Thanks to the Internet, we all know all the facts. When you learn something, you're just decreasing the lookup time.
Sometimes this is useless. I don't think it'll ever be important for me to know Abraham Lincoln's birthday. If I did need to know it, I could spend 30 seconds looking it up.
Sometimes this is moderately useful. I could look up a recipe for lasagna every time I want to make it, or I could just memorize it. It'd be a little easier to make.
Sometimes this is very useful: knowing a programming language inside and out will save you so much time. If you have to look up documentation for every line of code, it'll take you hours instead of minutes.
Sometimes it's crucial. Being able to speak a language is qualitatively different from having to look up every word, conjugation, and grammatical rule. Even more so with physical tasks: knowing how to swing a baseball bat vs. knowing all the things you should do when you swing a bat. But either way, you're not making something out of nothing, you're just decreasing the lookup time of existing facts.
I'm thinking we should just stop teaching the first two cases, and optimize for learning the "very useful" and "crucial" cases.

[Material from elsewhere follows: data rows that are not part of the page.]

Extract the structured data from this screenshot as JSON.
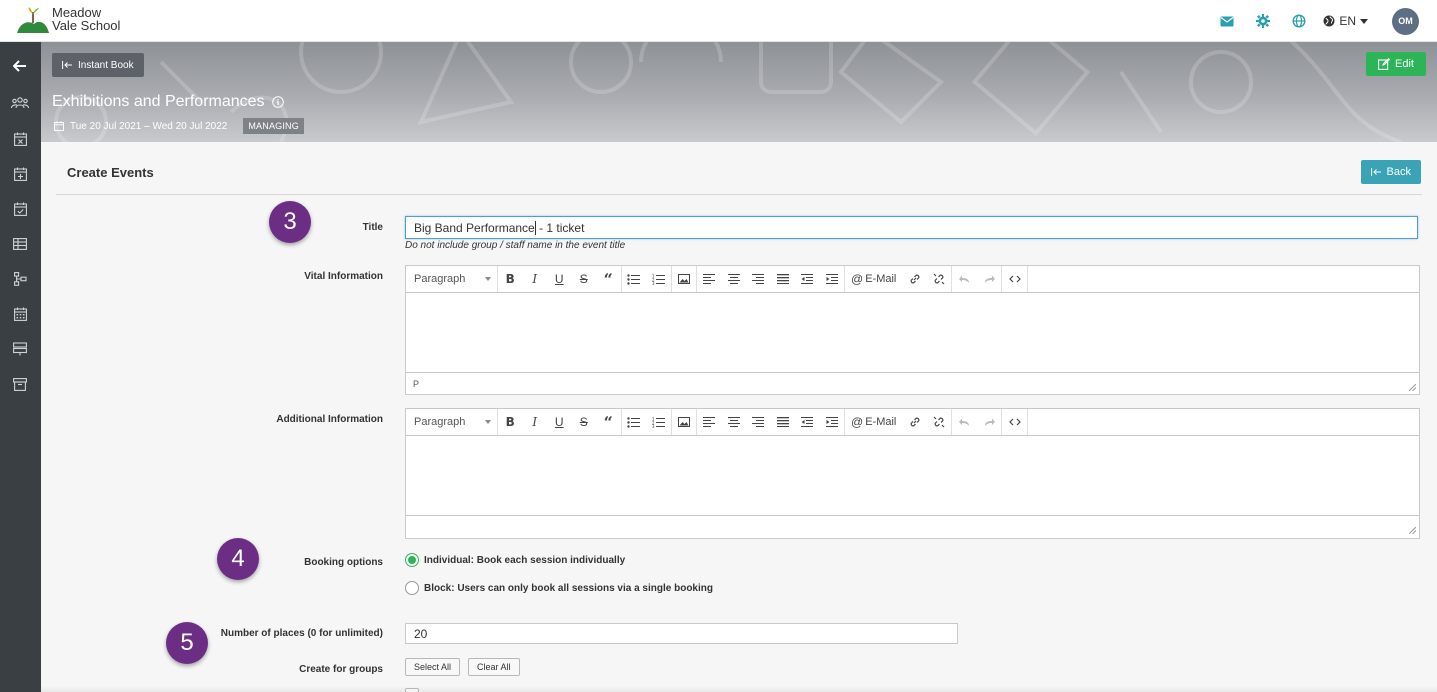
{
  "app": {
    "logo_line1": "Meadow",
    "logo_line2": "Vale School"
  },
  "topbar": {
    "language": "EN",
    "avatar_initials": "OM",
    "icons": [
      "mail-icon",
      "gear-icon",
      "globe-icon",
      "language-globe-icon"
    ]
  },
  "sidebar": {
    "items": [
      "back-arrow-icon",
      "groups-icon",
      "calendar-x-icon",
      "calendar-plus-icon",
      "calendar-check-icon",
      "table-icon",
      "flow-icon",
      "calendar-grid-icon",
      "layers-icon",
      "archive-icon"
    ]
  },
  "banner": {
    "instant_book_label": "Instant Book",
    "edit_label": "Edit",
    "title": "Exhibitions and Performances",
    "dates": "Tue 20 Jul 2021 – Wed 20 Jul 2022",
    "status_badge": "MANAGING"
  },
  "section": {
    "title": "Create Events",
    "back_label": "Back"
  },
  "form": {
    "title_label": "Title",
    "title_value_before_cursor": "Big Band Performance",
    "title_value_after_cursor": " - 1 ticket",
    "title_hint": "Do not include group / staff name in the event title",
    "vital_label": "Vital Information",
    "additional_label": "Additional Information",
    "editor_paragraph": "Paragraph",
    "editor_email": "E-Mail",
    "editor_status": "P",
    "booking_label": "Booking options",
    "booking_option_individual": "Individual: Book each session individually",
    "booking_option_block": "Block: Users can only book all sessions via a single booking",
    "booking_selected": "individual",
    "places_label": "Number of places (0 for unlimited)",
    "places_value": "20",
    "groups_label": "Create for groups",
    "select_all_label": "Select All",
    "clear_all_label": "Clear All"
  },
  "steps": {
    "step_title": "3",
    "step_booking": "4",
    "step_places": "5"
  },
  "colors": {
    "sidebar": "#3a3f44",
    "accent_teal": "#3aa3b5",
    "edit_green": "#2db458",
    "step_purple": "#6c2e84",
    "icon_teal": "#2a9fae"
  }
}
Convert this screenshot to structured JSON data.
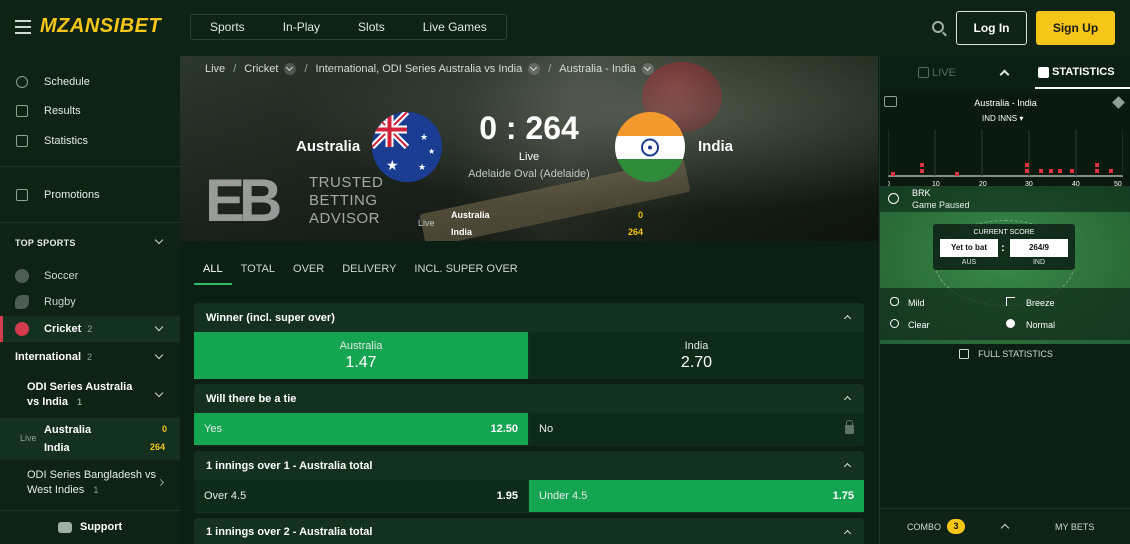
{
  "header": {
    "logo": "MZANSIBET",
    "nav": [
      "Sports",
      "In-Play",
      "Slots",
      "Live Games"
    ],
    "login": "Log In",
    "signup": "Sign Up"
  },
  "sidebar": {
    "items": [
      {
        "label": "Schedule",
        "icon": "clock-icon"
      },
      {
        "label": "Results",
        "icon": "list-icon"
      },
      {
        "label": "Statistics",
        "icon": "chart-icon"
      }
    ],
    "promotions": "Promotions",
    "top_sports": "TOP SPORTS",
    "sports": [
      {
        "label": "Soccer",
        "icon": "soccer-ball-icon"
      },
      {
        "label": "Rugby",
        "icon": "rugby-ball-icon"
      },
      {
        "label": "Cricket",
        "count": "2",
        "icon": "cricket-ball-icon"
      }
    ],
    "region": {
      "label": "International",
      "count": "2"
    },
    "series1": {
      "label": "ODI Series Australia vs India",
      "count": "1"
    },
    "event": {
      "live": "Live",
      "team1": "Australia",
      "score1": "0",
      "team2": "India",
      "score2": "264"
    },
    "series2": {
      "label": "ODI Series Bangladesh vs West Indies",
      "count": "1"
    },
    "support": "Support"
  },
  "match": {
    "breadcrumbs": [
      "Live",
      "Cricket",
      "International, ODI Series Australia vs India",
      "Australia - India"
    ],
    "home": "Australia",
    "away": "India",
    "score": "0 : 264",
    "status": "Live",
    "venue": "Adelaide Oval (Adelaide)",
    "mini": {
      "live": "Live",
      "rows": [
        {
          "team": "Australia",
          "score": "0"
        },
        {
          "team": "India",
          "score": "264"
        }
      ]
    },
    "tba": [
      "TRUSTED",
      "BETTING",
      "ADVISOR"
    ]
  },
  "tabs": [
    "ALL",
    "TOTAL",
    "OVER",
    "DELIVERY",
    "INCL. SUPER OVER"
  ],
  "markets": {
    "winner": {
      "title": "Winner (incl. super over)",
      "options": [
        {
          "name": "Australia",
          "odd": "1.47"
        },
        {
          "name": "India",
          "odd": "2.70"
        }
      ]
    },
    "tie": {
      "title": "Will there be a tie",
      "yes": "Yes",
      "yes_odd": "12.50",
      "no": "No"
    },
    "ov1": {
      "title": "1 innings over 1 - Australia total",
      "over": "Over 4.5",
      "over_odd": "1.95",
      "under": "Under 4.5",
      "under_odd": "1.75"
    },
    "ov2": {
      "title": "1 innings over 2 - Australia total"
    }
  },
  "right": {
    "live": "LIVE",
    "statistics": "STATISTICS",
    "match": "Australia - India",
    "innings": "IND INNS",
    "axis": [
      "0",
      "10",
      "20",
      "30",
      "40",
      "50"
    ],
    "brk": "BRK",
    "paused": "Game Paused",
    "current_score": "CURRENT SCORE",
    "aus_box": "Yet to bat",
    "ind_box": "264/9",
    "aus": "AUS",
    "ind": "IND",
    "weather": {
      "temp": "Mild",
      "wind": "Breeze",
      "sky": "Clear",
      "pitch": "Normal"
    },
    "full_stats": "FULL STATISTICS",
    "combo": "COMBO",
    "combo_count": "3",
    "my_bets": "MY BETS"
  }
}
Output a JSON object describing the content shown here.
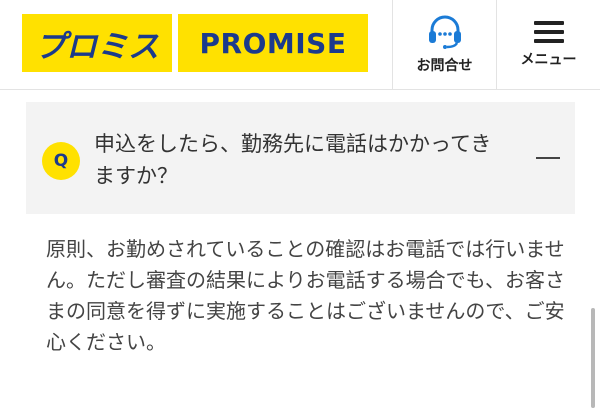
{
  "header": {
    "logo_jp": "プロミス",
    "logo_en": "PROMISE",
    "contact_label": "お問合せ",
    "menu_label": "メニュー"
  },
  "faq": {
    "badge": "Q",
    "question_line1": "申込をしたら、勤務先に電話はかかってき",
    "question_line2": "ますか？",
    "answer": "原則、お勤めされていることの確認はお電話では行いません。ただし審査の結果によりお電話する場合でも、お客さまの同意を得ずに実施することはございませんので、ご安心ください。"
  },
  "colors": {
    "brand_yellow": "#ffe100",
    "brand_navy": "#1b3a8c",
    "question_bg": "#f3f3f3"
  },
  "icons": {
    "contact": "headset-icon",
    "menu": "hamburger-menu-icon",
    "collapse": "minus-icon"
  }
}
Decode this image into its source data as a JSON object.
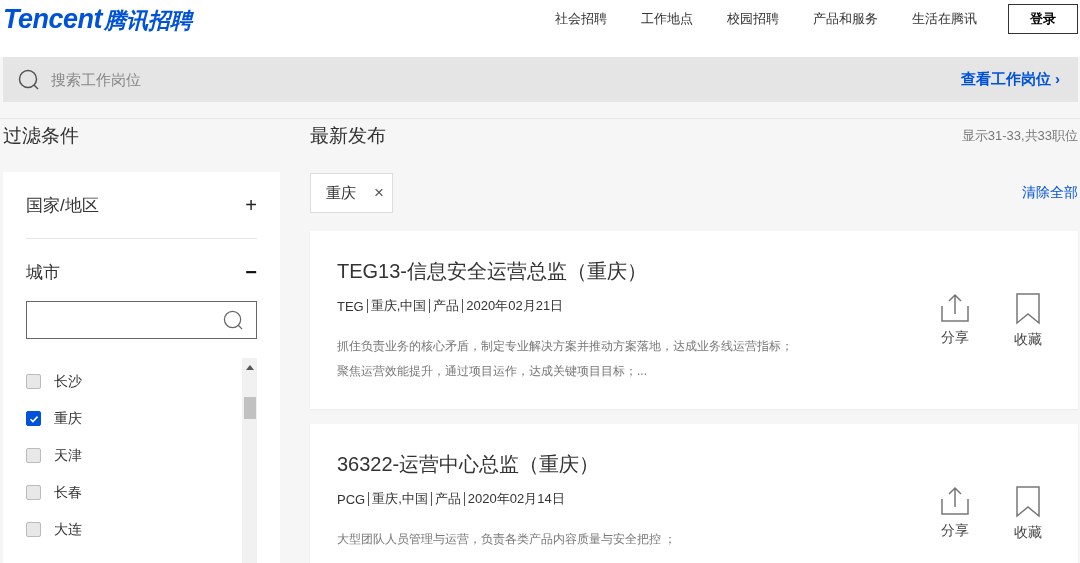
{
  "logo": {
    "brand": "Tencent",
    "name": "腾讯招聘"
  },
  "nav": [
    "社会招聘",
    "工作地点",
    "校园招聘",
    "产品和服务",
    "生活在腾讯"
  ],
  "login_button": "登录",
  "search": {
    "placeholder": "搜索工作岗位",
    "action": "查看工作岗位 ›"
  },
  "filters": {
    "title": "过滤条件",
    "sections": [
      {
        "label": "国家/地区",
        "expanded": false,
        "toggle": "+"
      },
      {
        "label": "城市",
        "expanded": true,
        "toggle": "−"
      }
    ],
    "cities": [
      {
        "label": "长沙",
        "checked": false
      },
      {
        "label": "重庆",
        "checked": true
      },
      {
        "label": "天津",
        "checked": false
      },
      {
        "label": "长春",
        "checked": false
      },
      {
        "label": "大连",
        "checked": false
      }
    ]
  },
  "results": {
    "title": "最新发布",
    "count": "显示31-33,共33职位",
    "tags": [
      {
        "label": "重庆",
        "remove": "×"
      }
    ],
    "clear_all": "清除全部",
    "jobs": [
      {
        "title": "TEG13-信息安全运营总监（重庆）",
        "meta": [
          "TEG",
          "重庆,中国",
          "产品",
          "2020年02月21日"
        ],
        "description": [
          "抓住负责业务的核心矛盾，制定专业解决方案并推动方案落地，达成业务线运营指标；",
          "聚焦运营效能提升，通过项目运作，达成关键项目目标；..."
        ],
        "share": "分享",
        "save": "收藏"
      },
      {
        "title": "36322-运营中心总监（重庆）",
        "meta": [
          "PCG",
          "重庆,中国",
          "产品",
          "2020年02月14日"
        ],
        "description": [
          "大型团队人员管理与运营，负责各类产品内容质量与安全把控 ；"
        ],
        "share": "分享",
        "save": "收藏"
      }
    ]
  }
}
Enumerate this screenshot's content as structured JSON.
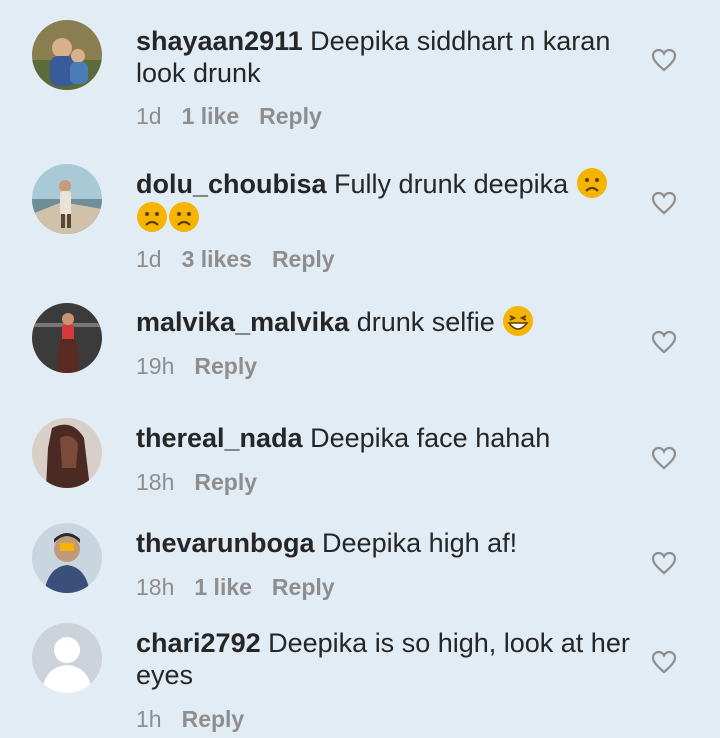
{
  "comments": [
    {
      "username": "shayaan2911",
      "text": "Deepika siddhart n karan look drunk",
      "time": "1d",
      "likes": "1 like",
      "reply": "Reply"
    },
    {
      "username": "dolu_choubisa",
      "text": "Fully drunk deepika",
      "time": "1d",
      "likes": "3 likes",
      "reply": "Reply",
      "emojis": [
        "frowning-face-emoji",
        "frowning-face-emoji",
        "frowning-face-emoji"
      ]
    },
    {
      "username": "malvika_malvika",
      "text": "drunk selfie",
      "time": "19h",
      "likes": "",
      "reply": "Reply",
      "emojis": [
        "grinning-face-emoji"
      ]
    },
    {
      "username": "thereal_nada",
      "text": "Deepika face hahah",
      "time": "18h",
      "likes": "",
      "reply": "Reply"
    },
    {
      "username": "thevarunboga",
      "text": "Deepika high af!",
      "time": "18h",
      "likes": "1 like",
      "reply": "Reply"
    },
    {
      "username": "chari2792",
      "text": "Deepika is so high, look at her eyes",
      "time": "1h",
      "likes": "",
      "reply": "Reply"
    }
  ],
  "colors": {
    "background": "#e2ecf5",
    "text": "#262626",
    "meta": "#8e8e8e",
    "emoji": "#f5b400"
  }
}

Interestingly, I'm also thinking that learning the "very useful" and "crucial" things is more fun.